▸ **What you have to do**: Pick each line containing "Price" out of the records.

= = =

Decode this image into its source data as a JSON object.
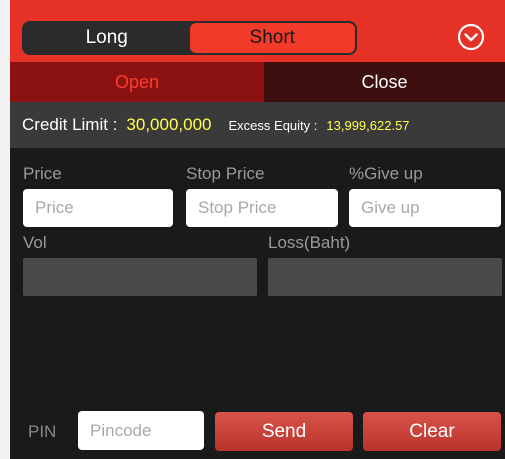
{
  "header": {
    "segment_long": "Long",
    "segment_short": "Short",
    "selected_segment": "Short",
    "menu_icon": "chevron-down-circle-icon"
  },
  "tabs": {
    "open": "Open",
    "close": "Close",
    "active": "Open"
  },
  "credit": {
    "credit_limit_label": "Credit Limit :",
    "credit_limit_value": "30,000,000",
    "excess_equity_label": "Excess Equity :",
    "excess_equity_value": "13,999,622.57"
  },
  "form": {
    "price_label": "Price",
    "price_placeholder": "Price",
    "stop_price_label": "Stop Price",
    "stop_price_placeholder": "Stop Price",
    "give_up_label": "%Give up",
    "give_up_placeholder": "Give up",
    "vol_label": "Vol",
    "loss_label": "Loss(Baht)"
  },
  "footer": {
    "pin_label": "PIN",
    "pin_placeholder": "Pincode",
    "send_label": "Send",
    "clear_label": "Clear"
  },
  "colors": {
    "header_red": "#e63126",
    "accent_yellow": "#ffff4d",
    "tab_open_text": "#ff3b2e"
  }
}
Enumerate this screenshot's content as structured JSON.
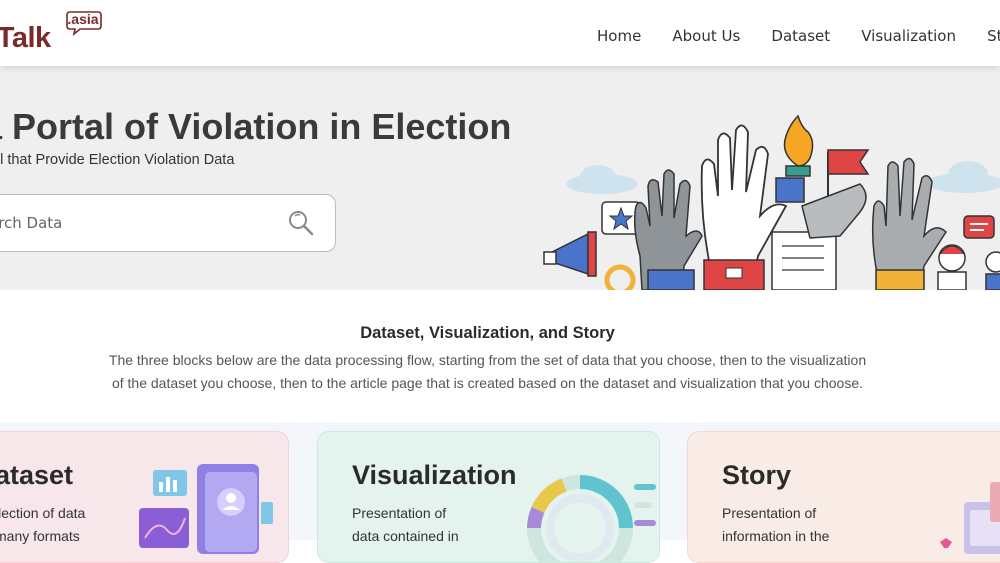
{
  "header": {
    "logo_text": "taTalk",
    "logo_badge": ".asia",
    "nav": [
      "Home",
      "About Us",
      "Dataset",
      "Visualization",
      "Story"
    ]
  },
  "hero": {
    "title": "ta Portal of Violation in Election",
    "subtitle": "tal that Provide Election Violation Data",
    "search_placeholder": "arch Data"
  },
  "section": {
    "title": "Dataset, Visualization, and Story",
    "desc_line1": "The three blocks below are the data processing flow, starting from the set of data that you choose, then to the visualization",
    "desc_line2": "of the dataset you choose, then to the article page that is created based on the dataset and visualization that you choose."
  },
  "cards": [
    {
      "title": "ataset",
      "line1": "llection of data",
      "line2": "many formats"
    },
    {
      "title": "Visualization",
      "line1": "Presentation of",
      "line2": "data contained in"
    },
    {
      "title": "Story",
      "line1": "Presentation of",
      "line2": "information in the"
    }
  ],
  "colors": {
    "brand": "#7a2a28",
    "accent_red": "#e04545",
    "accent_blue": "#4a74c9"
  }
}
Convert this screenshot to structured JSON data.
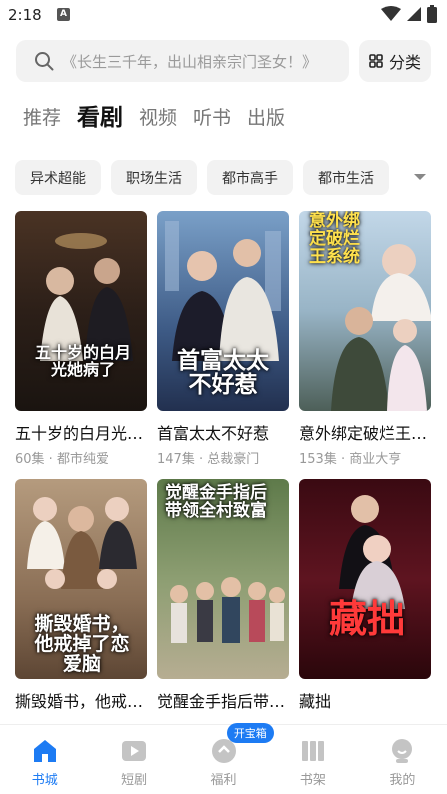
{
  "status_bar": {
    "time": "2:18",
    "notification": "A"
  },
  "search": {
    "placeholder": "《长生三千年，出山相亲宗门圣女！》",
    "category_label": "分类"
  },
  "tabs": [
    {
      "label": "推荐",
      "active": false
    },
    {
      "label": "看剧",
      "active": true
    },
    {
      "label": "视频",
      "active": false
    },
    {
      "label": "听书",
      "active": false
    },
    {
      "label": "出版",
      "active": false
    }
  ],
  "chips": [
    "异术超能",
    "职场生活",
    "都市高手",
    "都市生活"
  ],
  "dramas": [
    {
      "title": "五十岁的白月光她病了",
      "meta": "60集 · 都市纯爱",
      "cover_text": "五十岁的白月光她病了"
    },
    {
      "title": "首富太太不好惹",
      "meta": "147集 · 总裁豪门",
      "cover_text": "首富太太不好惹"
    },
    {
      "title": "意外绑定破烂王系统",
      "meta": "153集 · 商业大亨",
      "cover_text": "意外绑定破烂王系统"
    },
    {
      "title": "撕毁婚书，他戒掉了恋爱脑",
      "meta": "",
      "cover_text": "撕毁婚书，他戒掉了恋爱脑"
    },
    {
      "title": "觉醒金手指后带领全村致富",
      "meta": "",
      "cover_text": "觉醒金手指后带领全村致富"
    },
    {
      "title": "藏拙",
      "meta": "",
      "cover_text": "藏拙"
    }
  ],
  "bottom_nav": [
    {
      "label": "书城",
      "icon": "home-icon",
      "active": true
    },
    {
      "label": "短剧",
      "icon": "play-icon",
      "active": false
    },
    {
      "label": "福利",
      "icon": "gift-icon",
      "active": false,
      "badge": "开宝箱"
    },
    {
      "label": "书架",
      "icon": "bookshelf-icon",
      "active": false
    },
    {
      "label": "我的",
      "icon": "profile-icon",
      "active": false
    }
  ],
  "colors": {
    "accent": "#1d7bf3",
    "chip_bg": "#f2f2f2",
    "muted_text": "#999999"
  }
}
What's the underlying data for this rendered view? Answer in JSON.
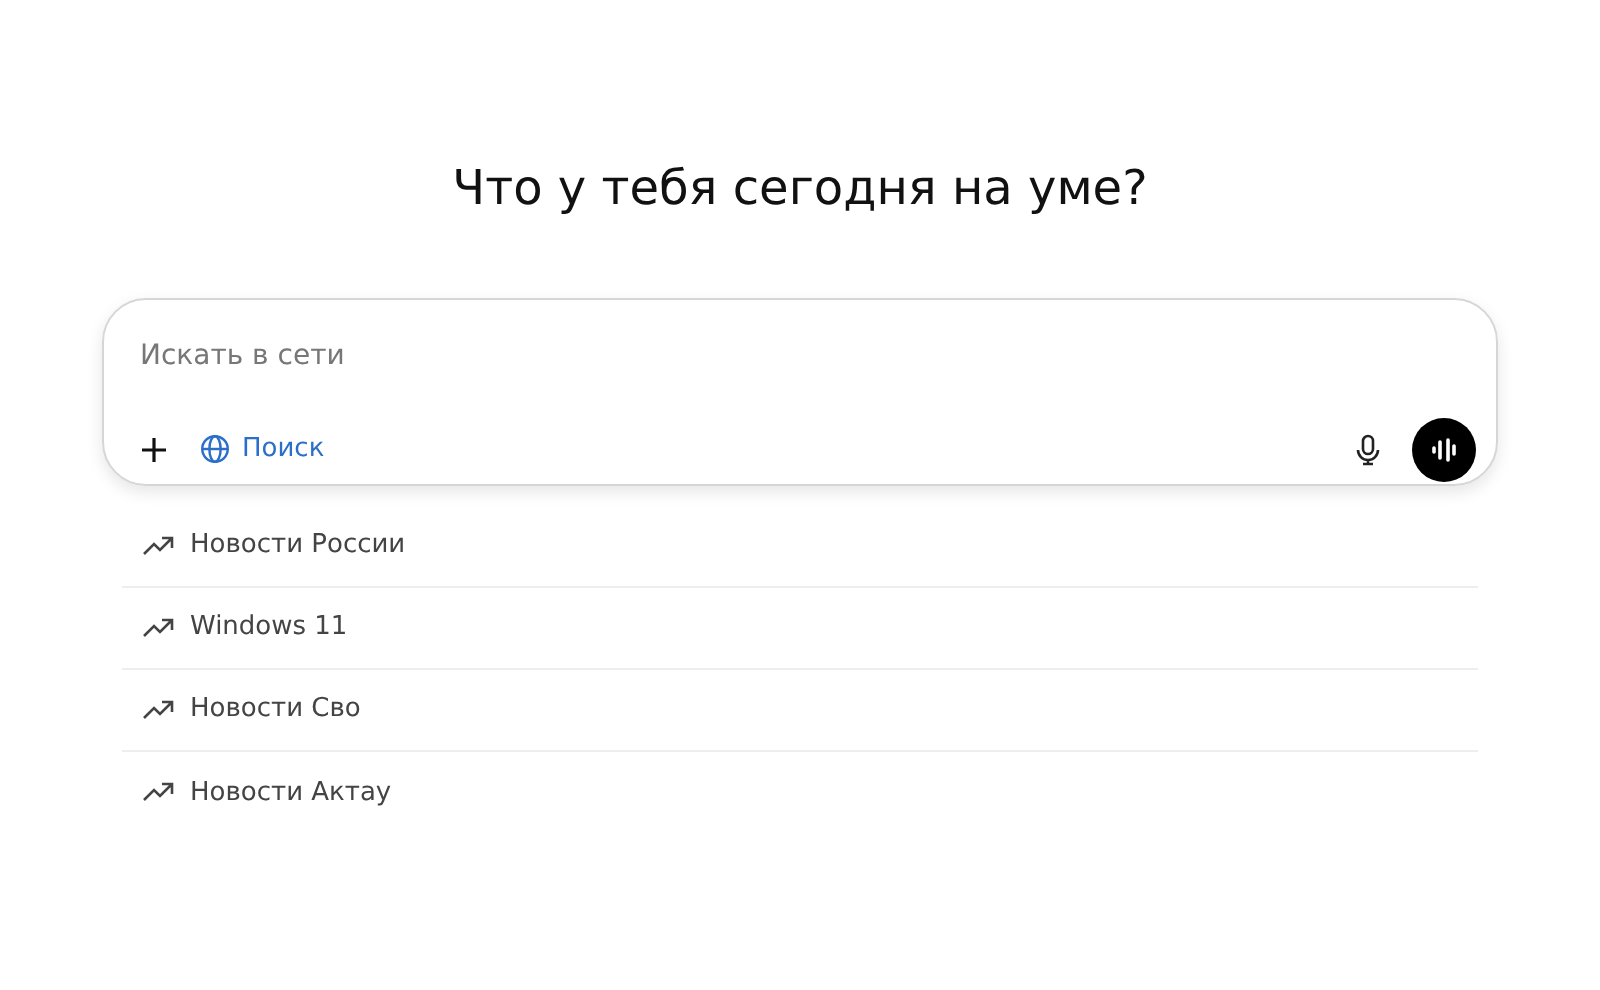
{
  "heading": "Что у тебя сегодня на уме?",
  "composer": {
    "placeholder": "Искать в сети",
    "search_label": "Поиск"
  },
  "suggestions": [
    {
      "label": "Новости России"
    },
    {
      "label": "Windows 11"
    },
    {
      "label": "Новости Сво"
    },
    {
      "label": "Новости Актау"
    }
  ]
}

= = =

▸ **Exercise output**:
    "price_label": "Price",
    "price_placeholder": "Price",
    "stop_price_label": "Stop Price",
    "stop_price_placeholder": "Stop Price",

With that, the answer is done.